Bethel’s campaign paid The Sassafras Group, a consulting firm founded by Deal’s daughter-in-law Denise Deal, $3,100 for fund-raising in May 2016.
Nov. 6, 2016 — Dale Rutledge, running an ethics-based campaign against a House incumbent, lodged a complaint against himself in 2012. It cost him $975.
The complaint said he had donated and the campaign had spent about $7,200 before filing the necessary paperwork. Looking further, investigators found he also failed to report three $1,000 contributions in the weeks before the July 2012 primary.
In 2015, Rutledge signed a consent order with the state ethics commission and paid a $975 fine to resolve the case.
Nov. 6, 2016 — Jane Rutledge has self-funded her 2016 campaign, receiving no other political donations. The personal financial disclosure that she filed this year did not include her home as well as 15 acres of farmland. She told us the omission was an oversight and she would correct it.
Nov. 5, 2016 — Unions have donated $4,700 to Tamara Johnson-Shealey’s two races for the state Senate. Sixty percent of her campaign funds, though, have come from donors of $100 or less.
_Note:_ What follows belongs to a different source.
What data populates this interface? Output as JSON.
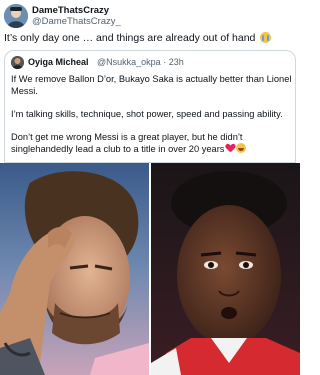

Johnson-Shealey left her home and business off the personal financial disclosure she filed in March 2016. She said the omission was an oversight and amended the disclosure on Nov. 4 after Atlanta Unfiltered called her attention to it.
Nov. 5, 2016 — Fran Millar’s campaign spent more than $2,100 in 2012 on social media, including Tweets and Facebook posts about Republican politics and the failures of Obamacare. Then he got taxpayers to foot the bill.
Millar’s Senate expense account paid him back for the social media expenses, even though bills paid with campaign funds aren’t eligible for reimbursement. Millar later returned the money, after Atlanta Unfiltered inquired about it, but insisted the spending was a legitimate use of his Senate account.
Valerie Clark, then principal of Central Gwinnett High School, retired in January 2009 after 38 years as an educator. A month later, news reports surfaced that an internal investigation had been under way to determine if she had blocked a disciplinary action against her son for allegedly soliciting marijuana on campus. Clark released a statement at the time saying she initially “did not have all the facts” and thought the incident had occurred off-campus. The school subsequently investigated and took all of the students to a disciplinary panel, she said.
Clark’s 2012 election opponent, Timothy Swiney, alleges that she co-sponsored a bill mandating destruction of school employees’ investigative files if they did not end in disciplinary action, “effectively destroy[ing] all evidence of wrongdoing.” The bill in question, however, did not pass and, even if it had, would not have sealed Clark’s investigative file.